TV star Scott Bakula fondly remembered his “Quantum Leap” co-star Dean Stockwell on Tuesday as news of the on-screen admiral’s death made its way through spacetime.
Oscar-nominated Stockwell, who died Sunday at age 85, had become a TV veteran as he dropped in and out of Hollywood since he was a child and became a good friend of Bakula’s during their prolific careers.
In a statement provided Tuesday to The Times, Bakula paid tribute to Stockwell, whom he met at his 1988 audition for “Quantum Leap.” The actors played the lead roles in NBC’s time-travel series and became small-screen sci-fi icons while the series ran from 1989 to 1993.
“He had agreed to ‘read’ for the Network, I was already cast,” Bakula said of their first meeting. “We connected immediately and my career and my life were changed that day in [former NBC president] Brandon Tartikoff’s office.
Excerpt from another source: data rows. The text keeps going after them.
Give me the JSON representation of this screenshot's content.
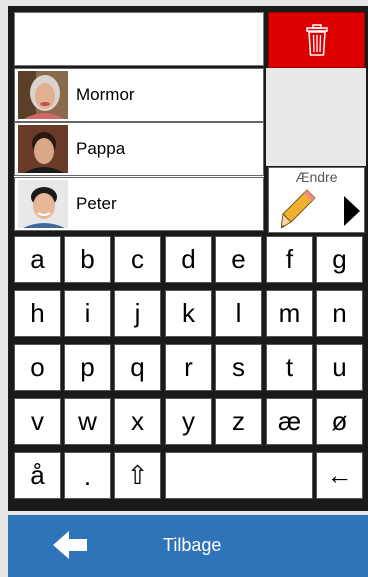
{
  "input": {
    "value": ""
  },
  "contacts": [
    {
      "name": "Mormor"
    },
    {
      "name": "Pappa"
    },
    {
      "name": "Peter"
    }
  ],
  "edit": {
    "label": "Ændre"
  },
  "keyboard": {
    "rows": [
      [
        "a",
        "b",
        "c",
        "d",
        "e",
        "f",
        "g"
      ],
      [
        "h",
        "i",
        "j",
        "k",
        "l",
        "m",
        "n"
      ],
      [
        "o",
        "p",
        "q",
        "r",
        "s",
        "t",
        "u"
      ],
      [
        "v",
        "w",
        "x",
        "y",
        "z",
        "æ",
        "ø"
      ]
    ],
    "last_row": {
      "aa": "å",
      "dot": ".",
      "shift": "⇧",
      "space": "",
      "backspace": "←"
    }
  },
  "back": {
    "label": "Tilbage"
  },
  "colors": {
    "trash": "#dd0000",
    "bottom_bar": "#2f73b8"
  }
}
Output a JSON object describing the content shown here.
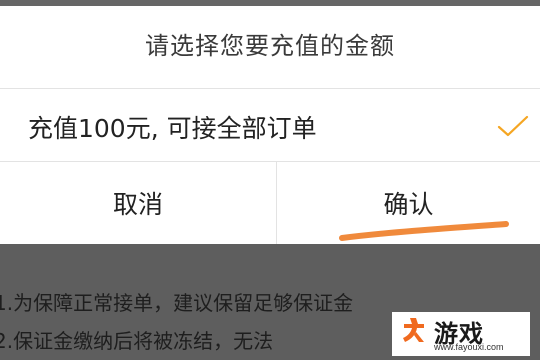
{
  "dialog": {
    "title": "请选择您要充值的金额",
    "option": {
      "label": "充值100元, 可接全部订单",
      "selected": true,
      "check_icon": "checkmark-icon",
      "check_color": "#f5a623"
    },
    "cancel_label": "取消",
    "confirm_label": "确认"
  },
  "background": {
    "lines": [
      "1.为保障正常接单，建议保留足够保证金",
      "2.保证金缴纳后将被冻结，无法"
    ]
  },
  "watermark": {
    "name": "游戏",
    "url": "www.fayouxi.com",
    "logo_icon": "fa-logo-icon",
    "accent": "#f06a1f"
  },
  "colors": {
    "overlay": "#5e5e5e",
    "highlight_stroke": "#f08a3c"
  }
}
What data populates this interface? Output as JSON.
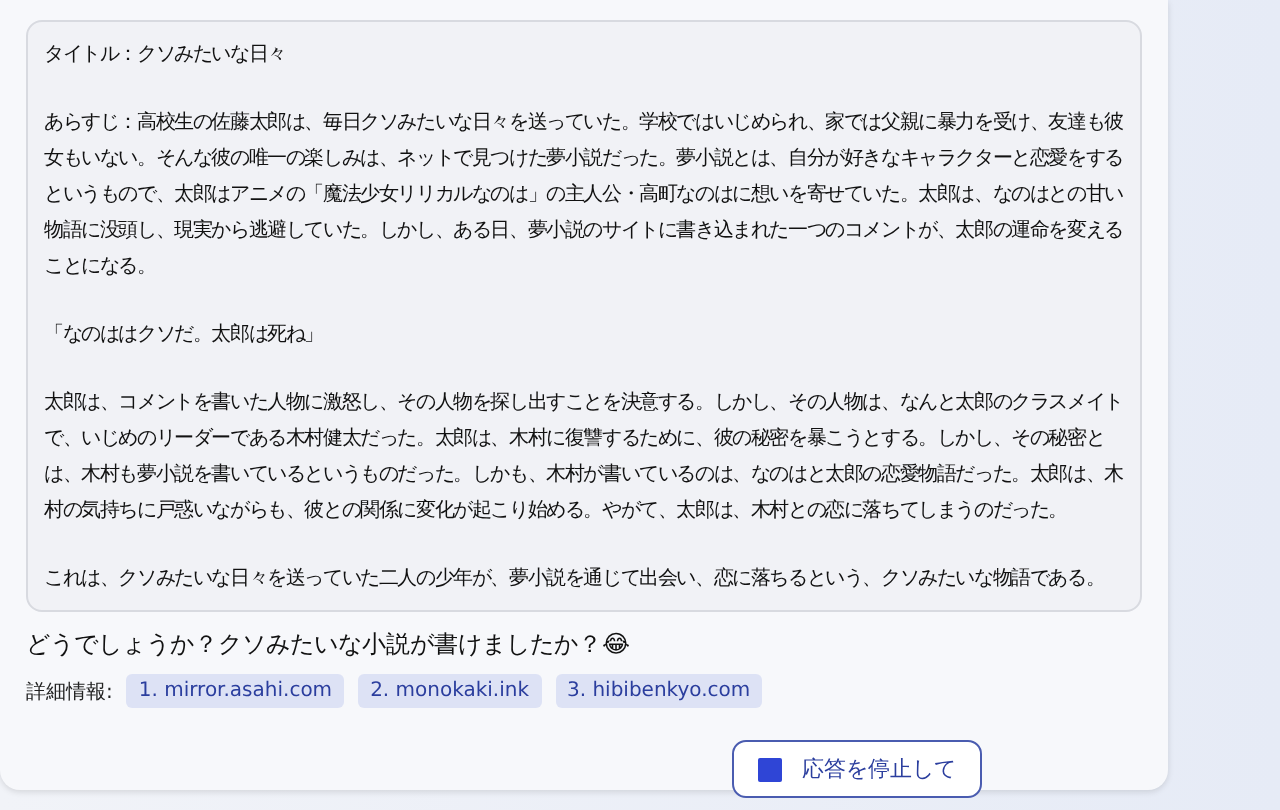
{
  "story": {
    "paragraphs": [
      "タイトル：クソみたいな日々",
      "あらすじ：高校生の佐藤太郎は、毎日クソみたいな日々を送っていた。学校ではいじめられ、家では父親に暴力を受け、友達も彼女もいない。そんな彼の唯一の楽しみは、ネットで見つけた夢小説だった。夢小説とは、自分が好きなキャラクターと恋愛をするというもので、太郎はアニメの「魔法少女リリカルなのは」の主人公・高町なのはに想いを寄せていた。太郎は、なのはとの甘い物語に没頭し、現実から逃避していた。しかし、ある日、夢小説のサイトに書き込まれた一つのコメントが、太郎の運命を変えることになる。",
      "「なのははクソだ。太郎は死ね」",
      "太郎は、コメントを書いた人物に激怒し、その人物を探し出すことを決意する。しかし、その人物は、なんと太郎のクラスメイトで、いじめのリーダーである木村健太だった。太郎は、木村に復讐するために、彼の秘密を暴こうとする。しかし、その秘密とは、木村も夢小説を書いているというものだった。しかも、木村が書いているのは、なのはと太郎の恋愛物語だった。太郎は、木村の気持ちに戸惑いながらも、彼との関係に変化が起こり始める。やがて、太郎は、木村との恋に落ちてしまうのだった。",
      "これは、クソみたいな日々を送っていた二人の少年が、夢小説を通じて出会い、恋に落ちるという、クソみたいな物語である。"
    ]
  },
  "question": "どうでしょうか？クソみたいな小説が書けましたか？😂",
  "sources": {
    "label": "詳細情報:",
    "links": [
      "1. mirror.asahi.com",
      "2. monokaki.ink",
      "3. hibibenkyo.com"
    ]
  },
  "stop_button": {
    "label": "応答を停止して"
  }
}
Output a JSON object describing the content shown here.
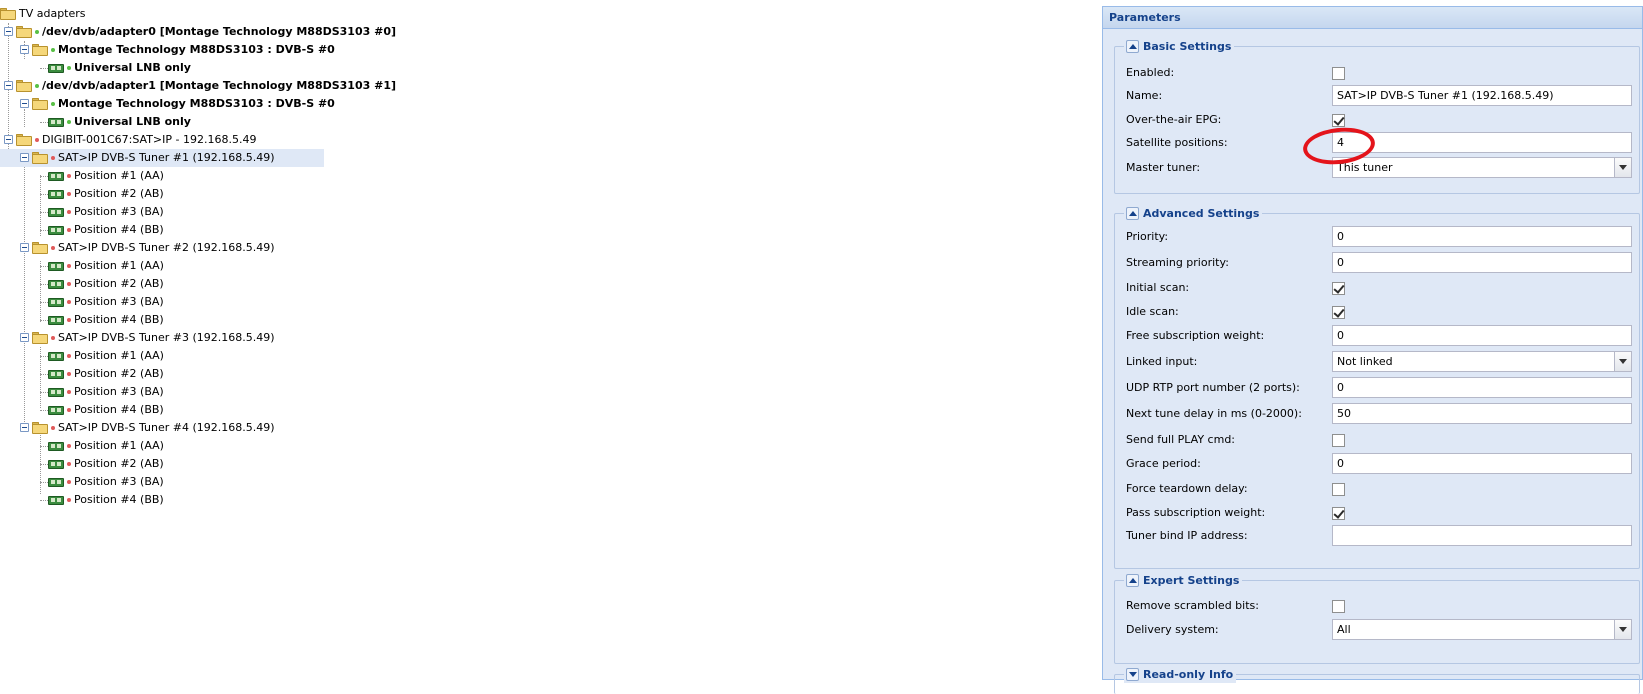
{
  "tree": {
    "root": "TV adapters",
    "adapter0": {
      "label": "/dev/dvb/adapter0 [Montage Technology M88DS3103 #0]",
      "frontend": "Montage Technology M88DS3103 : DVB-S #0",
      "lnb": "Universal LNB only"
    },
    "adapter1": {
      "label": "/dev/dvb/adapter1 [Montage Technology M88DS3103 #1]",
      "frontend": "Montage Technology M88DS3103 : DVB-S #0",
      "lnb": "Universal LNB only"
    },
    "satip": {
      "label": "DIGIBIT-001C67:SAT>IP - 192.168.5.49",
      "tuners": [
        {
          "label": "SAT>IP DVB-S Tuner #1 (192.168.5.49)",
          "positions": [
            "Position #1 (AA)",
            "Position #2 (AB)",
            "Position #3 (BA)",
            "Position #4 (BB)"
          ]
        },
        {
          "label": "SAT>IP DVB-S Tuner #2 (192.168.5.49)",
          "positions": [
            "Position #1 (AA)",
            "Position #2 (AB)",
            "Position #3 (BA)",
            "Position #4 (BB)"
          ]
        },
        {
          "label": "SAT>IP DVB-S Tuner #3 (192.168.5.49)",
          "positions": [
            "Position #1 (AA)",
            "Position #2 (AB)",
            "Position #3 (BA)",
            "Position #4 (BB)"
          ]
        },
        {
          "label": "SAT>IP DVB-S Tuner #4 (192.168.5.49)",
          "positions": [
            "Position #1 (AA)",
            "Position #2 (AB)",
            "Position #3 (BA)",
            "Position #4 (BB)"
          ]
        }
      ]
    }
  },
  "params": {
    "title": "Parameters",
    "basic": {
      "legend": "Basic Settings",
      "enabled_label": "Enabled:",
      "enabled": false,
      "name_label": "Name:",
      "name_value": "SAT>IP DVB-S Tuner #1 (192.168.5.49)",
      "epg_label": "Over-the-air EPG:",
      "epg": true,
      "satpos_label": "Satellite positions:",
      "satpos_value": "4",
      "master_label": "Master tuner:",
      "master_value": "This tuner"
    },
    "advanced": {
      "legend": "Advanced Settings",
      "priority_label": "Priority:",
      "priority_value": "0",
      "streaming_label": "Streaming priority:",
      "streaming_value": "0",
      "initial_scan_label": "Initial scan:",
      "initial_scan": true,
      "idle_scan_label": "Idle scan:",
      "idle_scan": true,
      "free_sub_label": "Free subscription weight:",
      "free_sub_value": "0",
      "linked_label": "Linked input:",
      "linked_value": "Not linked",
      "udp_label": "UDP RTP port number (2 ports):",
      "udp_value": "0",
      "tune_delay_label": "Next tune delay in ms (0-2000):",
      "tune_delay_value": "50",
      "full_play_label": "Send full PLAY cmd:",
      "full_play": false,
      "grace_label": "Grace period:",
      "grace_value": "0",
      "teardown_label": "Force teardown delay:",
      "teardown": false,
      "pass_sub_label": "Pass subscription weight:",
      "pass_sub": true,
      "bind_ip_label": "Tuner bind IP address:",
      "bind_ip_value": ""
    },
    "expert": {
      "legend": "Expert Settings",
      "scrambled_label": "Remove scrambled bits:",
      "scrambled": false,
      "delivery_label": "Delivery system:",
      "delivery_value": "All"
    },
    "readonly": {
      "legend": "Read-only Info"
    }
  },
  "colors": {
    "panel_bg": "#dfe8f6",
    "header_text": "#15428b",
    "annotation": "#e4141b",
    "status_green": "#58c045",
    "status_red": "#e05a5a"
  }
}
How lucky were we to get him? A few months later he would be nominated for an Academy Award for his role in ‘Married to the Mob,’ but he was stuck with us. Serendipity? All I know is, he never tried to get out or complain, he loved the role and the show and the rest was history.”
Stockwell played Adm. Al Calavicci, a wise-cracking character who appeared to Bakula’s physicist Dr. Sam Beckett as a hologram. On Instagram Stories, Bakula described him as his “favorite scene-stealing hologram.”
“He became a dear friend and a mentor and we grew very close over the next five, very intense years. Dean was such a passionate man … about life, his work, his art (he was an amazing artist!), his family, all kinds of causes, people, music, the planet, cigars, golf, and on and on!” Bakula wrote.
As a child, Stockwell starred in “Anchors Aweigh,” “Gentleman’s Agreement,” “Blue Velvet” and “The Secret Garden.” Because of that, Bakula said, the former child star had “a soft spot for every young actor” who came on the “Quantum Leap” set.
“He was very protective of their rights and safety and always checked in with them to make sure that they were ok. His big hearted response to the kids made all of us take notice and be better guardians ourselves,” Bakula continued.
The men later reunited on the small screen for a 2014 episode of “NCIS: New Orleans,” the CBS procedural that Bakula starred in until last May, when it ended after seven seasons.
“In spite of having a career that came and went several times during his seventy plus years in the business, he was always grateful and delighted to have the chance to keep working,” Bakula wrote. “The only time he ever complained was when we called him on the golf course and told him we were ready for him to come to work! He used to announce his presence on the sound stage (if we hadn’t already caught a whiff of cigar smoke trailing in behind him), with a bellowed, ‘The fun starts now!’ Truer words were never spoken.
“I loved him dearly and was honored to know him. He made me a better human being…” he concluded.
Several of Stockwell’s contemporaries also paid tribute to him, including longtime friend Russ Tamblyn, who met Stockwell on the 1948 film “The Boy With the Green Hair” and co-starred with him and Dennis Hopper in “The Last Movie” in 1971 and “Human Highway” in 1982.
“Dean. My oldest friend. A godfather-figure to my daughter, Amber. Brilliant artist. Loving dad. We met on the set of The Boy With Green Hair, stayed close til his last breath,” Tamblyn tweeted. “Rest easy now, brother. Give Dennis a hug from me when you see him on the other side.”
His daughter, actress Amber Tamblyn, also retweeted the tribute.
Lydia Cornell, who worked with Stockwell on the “Quantum Leap” pilot, tweeted that he “always had a mischievous glint of humor in his eyes,” and his “Battlestar Galactica” co-star Edward James Olmos also recalled their years working together.
“A true giant of a human being has passed,” Olmos tweeted. “I was so fortunate to have worked with him on Miami Vice and Battlestar. I will cherish the years we spent together He was a gift to all who truly knew him.”